The song is called 'The Loving Kind' and is due to be the second single from the album. You may think you've heard it before and that's probably because it's not a million musical miles away from their best single, 'Call The Shots'. As with that single it's got rather sad lyrics about separation and lost love, but musically it's quite upbeat. It means there's a good chance you'll see people at weddings literally crying on the dancefloor, with small children running around and skidding on their knees in the wet patches. If for some reason you're not able to listen to it then simply imagine Girls Aloud singing a Pet Shop Boys song and you're pretty much there. Not a bad thing at all.
I was somewhat surprised to see my name missing from NME's Cool list this year. I write a music blog, said blog is read by 5 people a day, those 5 people keep coming back for more, they think to themselves "who is this mythical man behind Musick? He sure is cool", ergo I should be on the cool list. But I'm not and I will live with it. I have, however, decided to launch the inaugural Musick Cool List, in which we scour the internet looking for someone who epitomises everything that is now, that is current, that is cutting edge, someone who lives music, who breathes it in, sucks it down into his stomach and releases it in the form of musical greatness. I'm talking about a man with the ability to heal people. I'm talking Chris de Burgh...
We've written about Emmy The Great before, but we're incredibly lazy and sometimes it's just easier to stick to what you know, OK? Plus, she has a new single out called 'We Almost Had a Baby', and it's got a baby in the video wearing a really nice knitted hat. It's always nice to see that I think. So here it is:
The song's about how someone nearly made the decision to have a child with someone who, judging by the video at least, isn't really ready for it. It's about feckless men essentially, so in that sense it's not too dissimilar to the work of Beyonce. That's right, Emmy The Great and Beyonce are pretty much singing from the same hymn sheet here, just with wildly different video budgets and one song (i.e. this one) is lovely whilst one is manipulative yet strangely affecting in a I've-eaten-lots-of-chocolate-and-had-some-wine-and-now-my-boyfriend's-dumped-me kind of way.
Emmy The Great (probably not her real name, so I could perhaps drop the latter bit) has a small cameo in the video where she pretends to be a lesbian, which Beyonce has probably done many times before. Not least when Jay-Z wants some jigga love or something.
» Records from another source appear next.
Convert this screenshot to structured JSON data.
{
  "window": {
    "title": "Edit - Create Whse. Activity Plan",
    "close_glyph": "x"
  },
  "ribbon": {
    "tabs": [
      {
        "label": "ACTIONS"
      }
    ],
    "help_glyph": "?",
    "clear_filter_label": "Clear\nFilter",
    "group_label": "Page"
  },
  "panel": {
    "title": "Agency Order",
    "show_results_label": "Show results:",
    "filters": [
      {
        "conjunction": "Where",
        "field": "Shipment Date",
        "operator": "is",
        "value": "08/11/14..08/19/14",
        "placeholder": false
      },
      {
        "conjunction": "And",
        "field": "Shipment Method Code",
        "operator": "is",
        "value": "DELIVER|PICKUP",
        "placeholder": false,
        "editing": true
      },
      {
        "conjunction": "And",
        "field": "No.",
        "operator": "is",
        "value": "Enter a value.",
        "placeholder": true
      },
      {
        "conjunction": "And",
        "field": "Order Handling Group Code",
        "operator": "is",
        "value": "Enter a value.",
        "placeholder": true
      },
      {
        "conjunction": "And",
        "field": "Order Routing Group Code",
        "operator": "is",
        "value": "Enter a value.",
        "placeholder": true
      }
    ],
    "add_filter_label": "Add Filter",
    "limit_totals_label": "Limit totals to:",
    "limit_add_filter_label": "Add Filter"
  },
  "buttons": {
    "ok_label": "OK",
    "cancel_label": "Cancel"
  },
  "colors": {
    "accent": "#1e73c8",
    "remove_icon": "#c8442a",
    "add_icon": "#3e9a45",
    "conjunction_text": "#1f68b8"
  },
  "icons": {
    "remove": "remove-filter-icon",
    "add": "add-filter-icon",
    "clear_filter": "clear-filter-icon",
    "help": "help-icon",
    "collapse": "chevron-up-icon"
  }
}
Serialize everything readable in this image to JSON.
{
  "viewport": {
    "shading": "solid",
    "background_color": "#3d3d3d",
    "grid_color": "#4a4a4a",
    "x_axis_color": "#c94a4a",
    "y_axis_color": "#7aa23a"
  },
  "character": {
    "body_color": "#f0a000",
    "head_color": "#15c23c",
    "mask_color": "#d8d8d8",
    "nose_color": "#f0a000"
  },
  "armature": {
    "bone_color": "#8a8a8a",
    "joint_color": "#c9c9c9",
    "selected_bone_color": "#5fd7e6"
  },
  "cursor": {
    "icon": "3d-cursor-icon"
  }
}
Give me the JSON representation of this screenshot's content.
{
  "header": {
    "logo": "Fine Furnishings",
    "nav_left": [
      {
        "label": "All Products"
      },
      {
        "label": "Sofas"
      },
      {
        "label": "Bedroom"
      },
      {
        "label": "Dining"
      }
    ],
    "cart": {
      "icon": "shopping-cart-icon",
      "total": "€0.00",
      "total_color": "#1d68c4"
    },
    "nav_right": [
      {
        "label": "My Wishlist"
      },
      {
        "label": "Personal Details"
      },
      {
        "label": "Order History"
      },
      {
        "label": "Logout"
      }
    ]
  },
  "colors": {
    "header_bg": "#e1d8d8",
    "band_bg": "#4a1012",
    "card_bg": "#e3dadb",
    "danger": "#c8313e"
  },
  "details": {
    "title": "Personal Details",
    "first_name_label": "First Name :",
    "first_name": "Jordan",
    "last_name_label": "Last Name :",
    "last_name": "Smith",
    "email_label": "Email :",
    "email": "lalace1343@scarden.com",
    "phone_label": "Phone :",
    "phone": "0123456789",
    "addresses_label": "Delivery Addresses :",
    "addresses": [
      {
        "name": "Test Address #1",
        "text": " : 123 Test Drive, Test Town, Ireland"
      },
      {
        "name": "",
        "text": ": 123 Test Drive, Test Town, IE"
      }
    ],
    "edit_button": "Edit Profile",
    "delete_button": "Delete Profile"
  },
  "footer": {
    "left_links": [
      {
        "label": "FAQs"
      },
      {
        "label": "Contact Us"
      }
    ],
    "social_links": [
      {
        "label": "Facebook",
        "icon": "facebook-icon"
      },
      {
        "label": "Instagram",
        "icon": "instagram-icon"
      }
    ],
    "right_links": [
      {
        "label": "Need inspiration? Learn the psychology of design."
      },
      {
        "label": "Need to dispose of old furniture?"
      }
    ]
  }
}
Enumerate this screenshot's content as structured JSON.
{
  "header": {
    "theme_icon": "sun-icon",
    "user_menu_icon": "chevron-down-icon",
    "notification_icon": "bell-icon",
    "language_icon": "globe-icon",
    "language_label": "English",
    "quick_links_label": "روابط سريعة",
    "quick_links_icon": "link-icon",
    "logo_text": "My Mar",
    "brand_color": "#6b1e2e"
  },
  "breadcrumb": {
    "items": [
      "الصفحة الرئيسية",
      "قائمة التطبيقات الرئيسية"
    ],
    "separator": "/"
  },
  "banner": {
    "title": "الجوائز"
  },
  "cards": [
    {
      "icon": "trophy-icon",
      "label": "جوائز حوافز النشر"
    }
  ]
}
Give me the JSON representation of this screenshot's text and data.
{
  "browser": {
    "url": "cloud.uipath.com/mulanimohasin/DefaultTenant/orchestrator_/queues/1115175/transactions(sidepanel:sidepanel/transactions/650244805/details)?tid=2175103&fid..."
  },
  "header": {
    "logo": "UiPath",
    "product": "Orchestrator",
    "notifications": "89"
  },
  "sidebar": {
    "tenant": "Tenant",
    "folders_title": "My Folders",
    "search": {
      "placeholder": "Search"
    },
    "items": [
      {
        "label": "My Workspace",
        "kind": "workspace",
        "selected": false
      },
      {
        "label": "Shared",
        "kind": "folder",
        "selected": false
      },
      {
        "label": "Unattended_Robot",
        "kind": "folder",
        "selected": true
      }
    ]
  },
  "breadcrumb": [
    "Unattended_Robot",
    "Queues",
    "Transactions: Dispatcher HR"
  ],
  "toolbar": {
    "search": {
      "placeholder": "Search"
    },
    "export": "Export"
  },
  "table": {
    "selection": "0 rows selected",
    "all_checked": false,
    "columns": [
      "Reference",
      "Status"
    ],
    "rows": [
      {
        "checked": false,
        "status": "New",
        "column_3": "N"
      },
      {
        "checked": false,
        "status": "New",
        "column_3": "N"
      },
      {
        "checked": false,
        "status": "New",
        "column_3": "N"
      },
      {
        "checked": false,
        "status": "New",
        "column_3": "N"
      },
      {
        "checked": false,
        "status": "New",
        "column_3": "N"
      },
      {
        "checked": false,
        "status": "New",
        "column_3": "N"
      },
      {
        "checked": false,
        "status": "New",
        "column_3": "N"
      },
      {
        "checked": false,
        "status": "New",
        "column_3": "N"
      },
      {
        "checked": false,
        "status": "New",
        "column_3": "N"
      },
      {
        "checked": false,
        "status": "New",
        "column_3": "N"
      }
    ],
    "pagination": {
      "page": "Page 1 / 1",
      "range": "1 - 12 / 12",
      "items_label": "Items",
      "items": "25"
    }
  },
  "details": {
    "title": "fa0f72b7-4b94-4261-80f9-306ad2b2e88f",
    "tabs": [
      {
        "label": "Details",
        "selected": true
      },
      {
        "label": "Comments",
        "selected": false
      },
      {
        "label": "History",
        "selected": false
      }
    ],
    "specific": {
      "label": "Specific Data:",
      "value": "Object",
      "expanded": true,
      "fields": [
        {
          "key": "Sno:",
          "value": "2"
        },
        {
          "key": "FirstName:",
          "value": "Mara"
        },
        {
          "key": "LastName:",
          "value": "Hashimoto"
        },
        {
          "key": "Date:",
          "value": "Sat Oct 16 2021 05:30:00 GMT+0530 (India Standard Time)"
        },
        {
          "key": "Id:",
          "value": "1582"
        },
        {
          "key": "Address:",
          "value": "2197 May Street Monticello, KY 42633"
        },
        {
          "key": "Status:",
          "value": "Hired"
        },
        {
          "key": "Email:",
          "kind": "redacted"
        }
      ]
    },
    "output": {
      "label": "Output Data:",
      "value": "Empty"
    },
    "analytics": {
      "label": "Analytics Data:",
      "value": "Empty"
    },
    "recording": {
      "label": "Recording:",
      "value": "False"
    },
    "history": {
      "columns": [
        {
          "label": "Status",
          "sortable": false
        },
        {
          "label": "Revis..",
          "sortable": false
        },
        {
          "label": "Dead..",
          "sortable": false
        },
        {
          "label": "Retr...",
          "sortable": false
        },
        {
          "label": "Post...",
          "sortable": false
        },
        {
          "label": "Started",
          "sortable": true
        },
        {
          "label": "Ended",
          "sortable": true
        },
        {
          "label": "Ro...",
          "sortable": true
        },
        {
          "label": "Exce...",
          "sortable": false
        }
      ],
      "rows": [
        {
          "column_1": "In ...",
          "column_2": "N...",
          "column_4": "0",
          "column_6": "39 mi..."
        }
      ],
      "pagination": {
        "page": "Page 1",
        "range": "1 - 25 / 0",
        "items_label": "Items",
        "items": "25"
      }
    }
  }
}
When reading said music magazine I like to ignore the bits about falling album sales and the demise of the CD single and instead just look at the bit where they recommend new artists or songs. I must also confess to not actually buying this magazine as it costs about £5 but instead just nabbing the one at work (apologies Owen).
Anywho, someone who caught my eye goes by the name of Janelle Monae! I know, I know, that '!' looks ridiculous and is all a bit too "look at me, look at me, everything's exaggerated", but we'll let her off. Actually, the exclamation mark isn't the only extracurricular annoyance, she's also made not a video, but a short film, for her new single 'Many Moons'. Ever since Michael Jackson started spunking all his money on 'long videos', serious artists have always wanted to emulate him, with varying results ('Honey' by Mariah Carey, anyone?)
Many have pointed out the similarities to Andre 3000, not in terms of genitalia naturally, but in terms of the fashion and the jerky dancing. The connection isn't entirely without merit, Monae appeared on Outkast's last album, Idlewild. Still, who is original nowadays? Plus, we can't help but notice a slight whiff of VV Brown, but that may well be a coincidence.
Here's another track, 'Sincerely Jane', complete with some pretty amazing horn blasts.